Tutorial: Set the progress bar in the Windows Terminal

The Windows Terminal supports the ConEmu "Progress Bar" sequences, also known as "OSC 9;4". These sequences allow a command-line application to display a progress bar in the terminal window. This is useful for long-running commands, such as copying large files or deploying applications.

In the Windows Terminal, the progress bar is displayed in two places:

  • In the tab header, as a progress ring
  • In the Windows taskbar, in the same manner as a download progress bar.

An example of what the progress ring it the tab header looks like


  • Windows Terminal v1.6 or later.
  • For the taskbar animation, you'll need to make sure "Show animations in Windows" is enabled in "Settings / Ease of Access / Display".

Progress bar sequence format

To set the progress bar, you need to send the OSC 9;4 sequence to the terminal. This sequence has the following format:

ESC ] 9 ; 4 ; <state> ; <progress> BEL

  • ESC is the escape character, ASCII 27.
  • BEL is the bell character, ASCII 7.
  • <state> is one of 0, 1, 2, 3, or 4.
    • 0 is the default state, and indicates that the progress bar should be hidden. Use this state when the command is complete, to clear out any progress state.
    • 1: set progress value to <progress>, in the "default" state.
    • 2: set progress value to <progress>, in the "Error" state
    • 3: set the taskbar to the "Indeterminate" state. This is useful for commands that don't have a progress value, but are still running. This state ignores the <progress> value.
    • 4: set progress value to <progress>, in the "Warning" state
  • <progress> is a number between 0 and 100, inclusive.



# Set the progress bar to 50%
Write-Host -NoNewline ([char]27 + "]9;4;1;50" + [char]7)

Or, alternatively, in PowerShell 7:

# Set the progress bar to 50%
Write-Host -NoNewline ("`e]9;4;1;50`a")


# Set the progress bar to 50%
echo -ne "\033]9;4;1;50\a"


// Set the progress bar to 50%

Command Prompt

Command Prompt is a little trickier, since it doesn't have great support for escape sequences. You can use the echo command to send the escape sequence, but you'll need to use literal ESC and BEL characters in the file. These might be rendered as boxes in the web browser, but they should work in the terminal.

<NUL set /p =]9;4;1;50 
echo Started progress (normal, 50)

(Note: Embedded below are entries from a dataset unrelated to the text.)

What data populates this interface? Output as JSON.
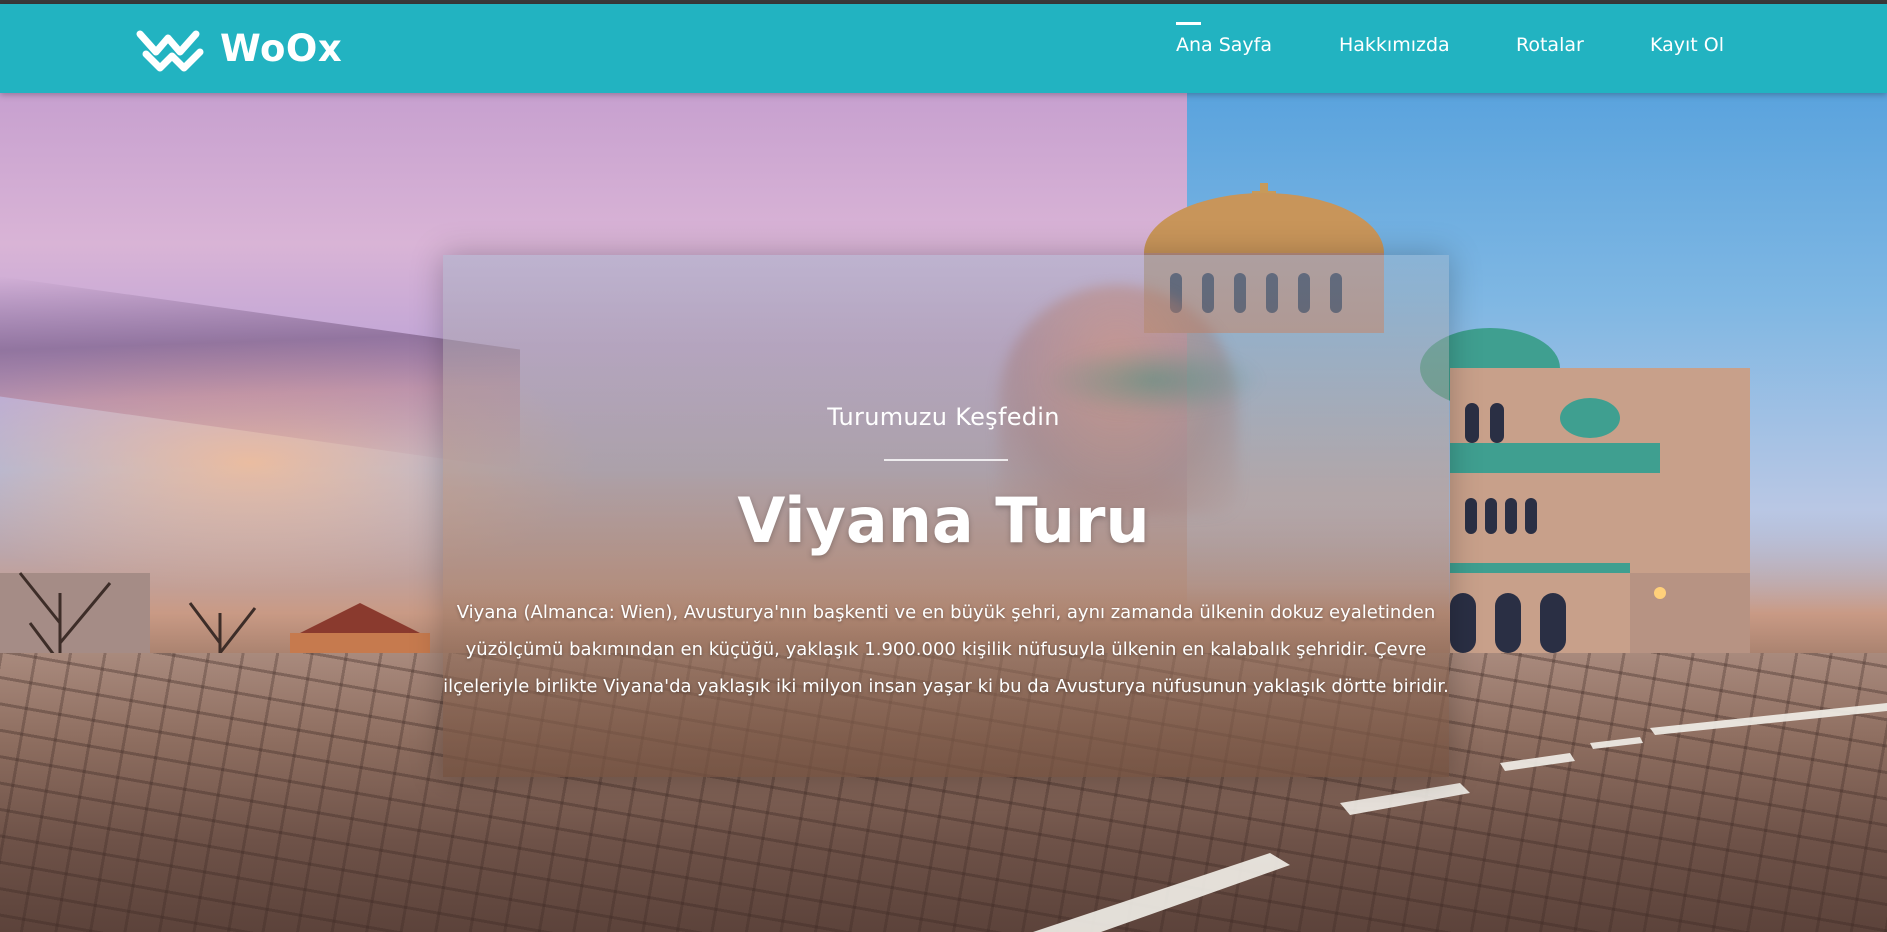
{
  "brand": {
    "name": "WoOx",
    "logo_icon": "woox-double-check-icon"
  },
  "nav": {
    "items": [
      {
        "label": "Ana Sayfa",
        "active": true
      },
      {
        "label": "Hakkımızda",
        "active": false
      },
      {
        "label": "Rotalar",
        "active": false
      },
      {
        "label": "Kayıt Ol",
        "active": false
      }
    ]
  },
  "hero": {
    "subtitle": "Turumuzu Keşfedin",
    "title": "Viyana Turu",
    "description": "Viyana (Almanca: Wien), Avusturya'nın başkenti ve en büyük şehri, aynı zamanda ülkenin dokuz eyaletinden yüzölçümü bakımından en küçüğü, yaklaşık 1.900.000 kişilik nüfusuyla ülkenin en kalabalık şehridir. Çevre ilçeleriyle birlikte Viyana'da yaklaşık iki milyon insan yaşar ki bu da Avusturya nüfusunun yaklaşık dörtte biridir.",
    "background_image": "cathedral-square-sunset-photo"
  },
  "colors": {
    "navbar": "#22b3c1",
    "text": "#ffffff"
  }
}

The above example uses the NUL device to write the escape sequence to the console without a newline.

Note: Don't see your favorite shell here? If you figure it out, feel free to contribute a solution for your preferred shell!